I love being a tour guide in LA! One of my favorite suggestions to people is to go to one of our gardens! We have such good ones. Descanso Gardens, Huntington Gardens, Arlington Garden, the Los Angeles Arboretum! I would also tell friends to see a movie at one of the old houses, like The Vista or The New Beverly, or hopefully soon, Vidiots (!) or spend a night with a visiting film artist at Echo Park Film Center! I’d tell them to go to LACMA, and then also check out the local gallery scene. My husband and I love visiting a gallery on a weekend afternoon. There are also so many amazing walks in LA. Silver Lake is full of “secret staircases” you can find and pant your way up. As far as food, the best breakfast burrito is at Tacos Villa Corona in Atwater Village. If you can handle the wait, get their Papas with spinach, then walk over to Proof Bakery across the street. Get a latte and a chocolate croissant and go sit by the LA River and chow down. In Atwater, the bottom of the river isn’t concrete and there is much plant life, and cranes… and it’s one of the most unique LA views there is. One of the places I can’t wait to go back to post quarantine is the Pasadena Flea Market. It’s huge and with the mountains of Pas as a backdrop, it makes for a peaceful Sunday morning. I’m also a huge fan of my neighborhood, Eagle Rock! We have Little Beast, a great American cuisine restaurant, and next door in Highland Park is Joy, the best Taiwanese food! We love Eagle Rock for its pocket parks and rec centers, all very mid-century modern. We walk our dog every morning through the neighborhood to our local park. It has an old amphitheater and there are always people playing tennis or throwing a baseball. It reminds me I’m part of a history, a community that is always growing and changing.

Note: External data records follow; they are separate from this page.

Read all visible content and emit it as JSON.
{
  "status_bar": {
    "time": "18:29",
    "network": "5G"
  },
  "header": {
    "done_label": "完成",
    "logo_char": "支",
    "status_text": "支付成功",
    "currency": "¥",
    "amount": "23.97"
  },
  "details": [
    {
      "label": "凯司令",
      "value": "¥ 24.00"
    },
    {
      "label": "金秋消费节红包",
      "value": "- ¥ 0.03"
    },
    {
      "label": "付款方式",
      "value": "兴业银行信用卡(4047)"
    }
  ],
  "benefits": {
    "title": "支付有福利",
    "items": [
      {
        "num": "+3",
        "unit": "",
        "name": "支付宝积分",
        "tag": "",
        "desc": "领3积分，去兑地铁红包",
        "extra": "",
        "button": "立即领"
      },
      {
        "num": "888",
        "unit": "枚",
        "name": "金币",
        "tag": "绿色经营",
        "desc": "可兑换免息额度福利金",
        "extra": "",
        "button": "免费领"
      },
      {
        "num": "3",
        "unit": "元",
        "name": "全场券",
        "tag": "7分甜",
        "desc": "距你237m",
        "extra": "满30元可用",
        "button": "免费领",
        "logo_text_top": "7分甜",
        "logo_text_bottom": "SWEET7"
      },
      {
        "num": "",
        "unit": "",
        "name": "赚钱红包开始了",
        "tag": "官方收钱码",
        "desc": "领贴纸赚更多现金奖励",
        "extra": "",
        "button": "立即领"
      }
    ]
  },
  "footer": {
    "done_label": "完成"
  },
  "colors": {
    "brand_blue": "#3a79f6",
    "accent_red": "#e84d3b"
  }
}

Who else deserves some credit and recognition?
Since I moved to Los Angeles in the summer of 2005, I have been a part of the community at Echo Park Film Center (echoparkfilmcenter.org). No matter where my jobs and career were taking me, I could always return to this special place. EPFC is a microcinema, a media arts school, and an access point. We rent small format equipment, we administer residencies and grants, we host so many workshops, we give people the tools to tell their stories. My favorite thing to teach there have always been senior filmmaking classes. I love hearing the experiences of multi-generations. And I love helping them learn new ways to express themselves. The founders and directors of EPFC, Paolo Davanzo and Lisa Marr, have been steady examples to me that there are so many ways to be an artist. Sometimes being an artist means creating and building a community for other artists to thrive. EPFC is 20 years old soon. And through the pandemic, it continues to march forward and grow. The leadership at the Alvarado flagship is transitioning to a co-op model and I am so excited to see how it develops.
Also, I have to give credit to the tv show creators who I have worked with the last few years and who are trying hard to make Hollywood a more inclusive, diverse place, while telling funny, heartfelt stories. They inspire me every day: Lisa Hanawalt, Michael Grassi, Ben Levin and Matt Burnett, Raphael Bob-Waksberg, Cirocco Dunlap, Kulap Vilaysack, and many others.
Mia Katherine Iverson – Katy Keene writing photos Lauren Lotz – house shot, me laughing on steps